Prompt => Pull out every line below that contains the word "true".
::: Records supplied :::
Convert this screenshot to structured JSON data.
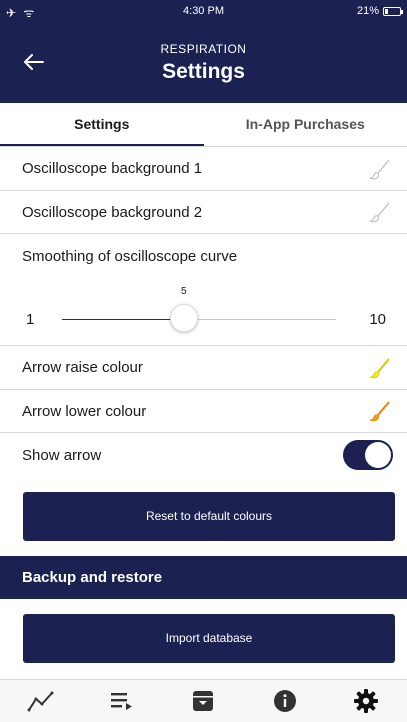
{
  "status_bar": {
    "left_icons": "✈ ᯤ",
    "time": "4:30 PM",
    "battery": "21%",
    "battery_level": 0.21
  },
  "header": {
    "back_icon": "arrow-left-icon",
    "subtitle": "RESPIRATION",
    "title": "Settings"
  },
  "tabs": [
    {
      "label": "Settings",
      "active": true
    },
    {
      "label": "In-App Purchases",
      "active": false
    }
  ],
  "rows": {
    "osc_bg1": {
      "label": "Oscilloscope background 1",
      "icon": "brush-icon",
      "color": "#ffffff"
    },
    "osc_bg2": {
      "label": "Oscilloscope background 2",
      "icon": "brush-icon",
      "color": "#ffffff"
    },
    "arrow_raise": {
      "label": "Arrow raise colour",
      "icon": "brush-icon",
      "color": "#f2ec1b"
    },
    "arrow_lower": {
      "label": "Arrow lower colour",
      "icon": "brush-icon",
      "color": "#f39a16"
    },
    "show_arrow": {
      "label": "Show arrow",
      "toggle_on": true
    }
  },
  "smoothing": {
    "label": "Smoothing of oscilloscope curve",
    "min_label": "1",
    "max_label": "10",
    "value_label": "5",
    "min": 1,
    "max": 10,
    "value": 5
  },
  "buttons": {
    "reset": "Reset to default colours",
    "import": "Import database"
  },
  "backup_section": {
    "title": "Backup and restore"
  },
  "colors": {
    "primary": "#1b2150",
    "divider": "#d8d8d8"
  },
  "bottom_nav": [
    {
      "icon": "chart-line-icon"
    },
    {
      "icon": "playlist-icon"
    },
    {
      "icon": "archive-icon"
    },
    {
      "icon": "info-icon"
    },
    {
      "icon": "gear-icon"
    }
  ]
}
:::
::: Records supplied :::
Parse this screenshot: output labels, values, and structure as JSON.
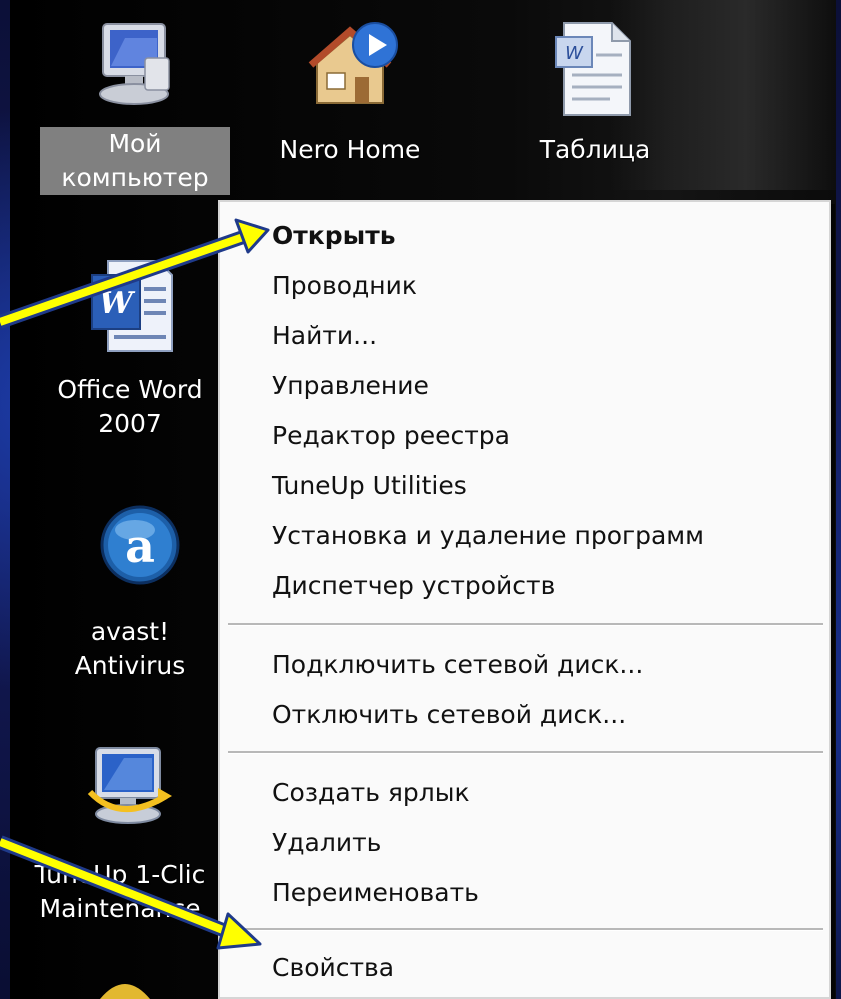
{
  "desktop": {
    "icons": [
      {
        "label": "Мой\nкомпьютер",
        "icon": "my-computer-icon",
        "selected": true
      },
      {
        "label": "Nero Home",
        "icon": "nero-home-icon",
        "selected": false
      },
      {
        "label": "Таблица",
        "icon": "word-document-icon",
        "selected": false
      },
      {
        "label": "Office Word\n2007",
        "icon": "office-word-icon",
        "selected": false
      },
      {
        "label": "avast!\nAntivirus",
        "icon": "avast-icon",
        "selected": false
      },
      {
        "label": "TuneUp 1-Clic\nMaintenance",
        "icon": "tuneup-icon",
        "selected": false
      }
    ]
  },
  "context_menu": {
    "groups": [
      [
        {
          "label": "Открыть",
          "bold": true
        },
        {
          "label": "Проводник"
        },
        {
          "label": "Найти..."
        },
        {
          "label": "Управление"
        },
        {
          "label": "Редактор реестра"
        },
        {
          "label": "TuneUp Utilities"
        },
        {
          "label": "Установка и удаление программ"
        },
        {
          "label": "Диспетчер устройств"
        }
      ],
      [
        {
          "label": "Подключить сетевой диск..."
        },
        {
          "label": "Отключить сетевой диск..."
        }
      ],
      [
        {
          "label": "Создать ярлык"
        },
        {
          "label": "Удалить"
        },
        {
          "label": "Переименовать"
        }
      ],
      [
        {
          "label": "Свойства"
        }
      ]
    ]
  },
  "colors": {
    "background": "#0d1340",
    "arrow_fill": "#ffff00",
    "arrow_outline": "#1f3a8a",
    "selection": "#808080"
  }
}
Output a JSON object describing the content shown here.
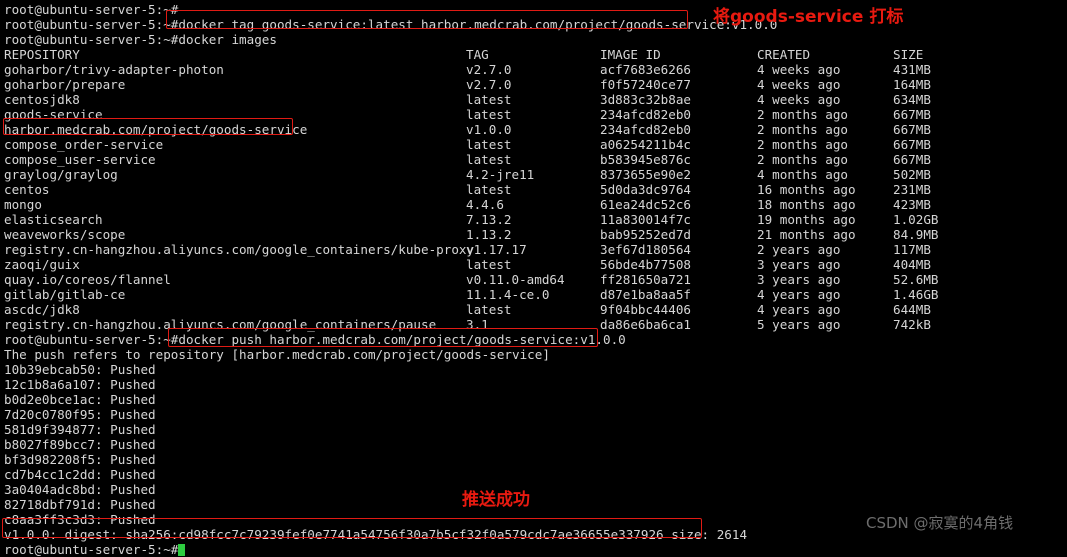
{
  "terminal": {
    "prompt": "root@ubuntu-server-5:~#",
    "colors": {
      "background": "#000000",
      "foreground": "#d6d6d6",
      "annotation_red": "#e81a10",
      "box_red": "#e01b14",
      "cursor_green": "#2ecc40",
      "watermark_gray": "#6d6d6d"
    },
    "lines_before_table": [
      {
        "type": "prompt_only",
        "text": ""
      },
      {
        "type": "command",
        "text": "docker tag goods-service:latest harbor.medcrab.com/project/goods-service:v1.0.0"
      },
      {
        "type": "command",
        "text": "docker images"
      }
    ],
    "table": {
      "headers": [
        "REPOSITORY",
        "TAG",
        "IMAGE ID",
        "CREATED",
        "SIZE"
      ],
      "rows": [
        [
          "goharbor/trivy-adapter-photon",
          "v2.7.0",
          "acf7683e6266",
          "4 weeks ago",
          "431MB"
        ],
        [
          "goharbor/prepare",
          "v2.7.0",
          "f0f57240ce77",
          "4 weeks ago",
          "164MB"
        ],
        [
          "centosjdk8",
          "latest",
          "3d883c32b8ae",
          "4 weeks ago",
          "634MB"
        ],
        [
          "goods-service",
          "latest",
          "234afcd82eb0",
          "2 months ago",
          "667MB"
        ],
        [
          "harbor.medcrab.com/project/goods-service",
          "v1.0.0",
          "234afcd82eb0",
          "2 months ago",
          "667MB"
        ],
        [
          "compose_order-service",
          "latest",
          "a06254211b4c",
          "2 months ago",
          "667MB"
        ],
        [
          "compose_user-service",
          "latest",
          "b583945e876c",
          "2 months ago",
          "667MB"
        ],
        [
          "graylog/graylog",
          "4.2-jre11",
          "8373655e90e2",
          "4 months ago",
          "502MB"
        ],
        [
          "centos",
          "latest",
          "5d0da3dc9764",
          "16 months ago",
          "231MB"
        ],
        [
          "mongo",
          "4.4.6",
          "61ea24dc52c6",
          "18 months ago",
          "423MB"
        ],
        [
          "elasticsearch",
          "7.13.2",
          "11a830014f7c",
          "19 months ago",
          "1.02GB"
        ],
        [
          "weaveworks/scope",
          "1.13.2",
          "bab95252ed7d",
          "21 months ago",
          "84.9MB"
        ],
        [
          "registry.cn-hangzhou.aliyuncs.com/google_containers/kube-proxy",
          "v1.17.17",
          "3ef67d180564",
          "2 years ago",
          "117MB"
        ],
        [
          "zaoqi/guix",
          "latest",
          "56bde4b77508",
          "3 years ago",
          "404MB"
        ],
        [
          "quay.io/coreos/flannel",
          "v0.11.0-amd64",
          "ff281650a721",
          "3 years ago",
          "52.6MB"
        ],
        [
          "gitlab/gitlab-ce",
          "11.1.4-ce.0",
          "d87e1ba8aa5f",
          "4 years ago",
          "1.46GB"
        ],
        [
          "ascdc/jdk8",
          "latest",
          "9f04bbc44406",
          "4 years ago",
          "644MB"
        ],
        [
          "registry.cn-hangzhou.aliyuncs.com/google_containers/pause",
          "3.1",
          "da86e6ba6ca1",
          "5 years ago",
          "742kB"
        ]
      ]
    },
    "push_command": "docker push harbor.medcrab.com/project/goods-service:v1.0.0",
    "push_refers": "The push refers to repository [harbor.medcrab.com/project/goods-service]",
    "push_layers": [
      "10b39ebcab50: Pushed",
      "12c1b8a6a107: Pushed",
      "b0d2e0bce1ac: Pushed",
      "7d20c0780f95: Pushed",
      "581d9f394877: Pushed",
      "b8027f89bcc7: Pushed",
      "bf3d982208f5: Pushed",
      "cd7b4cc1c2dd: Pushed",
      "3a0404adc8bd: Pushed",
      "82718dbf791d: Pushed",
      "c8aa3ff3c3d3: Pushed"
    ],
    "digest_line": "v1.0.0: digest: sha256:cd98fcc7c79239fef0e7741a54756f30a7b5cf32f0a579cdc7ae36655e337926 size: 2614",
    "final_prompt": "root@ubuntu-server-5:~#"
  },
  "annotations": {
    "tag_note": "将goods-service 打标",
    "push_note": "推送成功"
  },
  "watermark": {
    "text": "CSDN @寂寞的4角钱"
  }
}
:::
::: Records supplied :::
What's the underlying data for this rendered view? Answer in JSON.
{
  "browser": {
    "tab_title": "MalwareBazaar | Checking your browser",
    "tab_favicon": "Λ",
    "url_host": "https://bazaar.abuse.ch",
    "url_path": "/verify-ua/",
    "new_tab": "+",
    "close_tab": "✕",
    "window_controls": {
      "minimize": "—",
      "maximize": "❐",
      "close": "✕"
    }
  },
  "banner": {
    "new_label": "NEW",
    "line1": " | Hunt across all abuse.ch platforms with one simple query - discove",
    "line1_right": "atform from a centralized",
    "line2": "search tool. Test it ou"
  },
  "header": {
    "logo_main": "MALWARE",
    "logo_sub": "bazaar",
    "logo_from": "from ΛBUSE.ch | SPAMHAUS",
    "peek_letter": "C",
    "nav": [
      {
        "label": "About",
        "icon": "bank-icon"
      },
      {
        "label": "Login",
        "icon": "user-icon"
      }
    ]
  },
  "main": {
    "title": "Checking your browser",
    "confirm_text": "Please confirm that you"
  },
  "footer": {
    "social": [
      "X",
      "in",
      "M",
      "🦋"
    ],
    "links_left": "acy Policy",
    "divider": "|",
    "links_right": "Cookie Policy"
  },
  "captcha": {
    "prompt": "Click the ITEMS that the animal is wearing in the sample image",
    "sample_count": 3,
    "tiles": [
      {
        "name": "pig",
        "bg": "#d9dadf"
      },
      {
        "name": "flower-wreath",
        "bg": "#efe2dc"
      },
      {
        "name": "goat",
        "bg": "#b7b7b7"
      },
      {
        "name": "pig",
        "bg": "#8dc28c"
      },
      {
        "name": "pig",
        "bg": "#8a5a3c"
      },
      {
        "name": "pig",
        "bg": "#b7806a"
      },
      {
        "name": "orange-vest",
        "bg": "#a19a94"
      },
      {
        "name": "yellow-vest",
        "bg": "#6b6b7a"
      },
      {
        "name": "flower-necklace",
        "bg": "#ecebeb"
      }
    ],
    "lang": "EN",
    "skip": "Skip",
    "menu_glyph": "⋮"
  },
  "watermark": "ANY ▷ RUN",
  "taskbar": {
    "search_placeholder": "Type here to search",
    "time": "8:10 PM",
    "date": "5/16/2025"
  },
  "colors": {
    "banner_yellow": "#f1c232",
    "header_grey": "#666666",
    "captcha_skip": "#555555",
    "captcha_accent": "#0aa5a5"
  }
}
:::
Output for this task =>
      "active": true
      "toggle_on": true
        "selected": true
          "bold": true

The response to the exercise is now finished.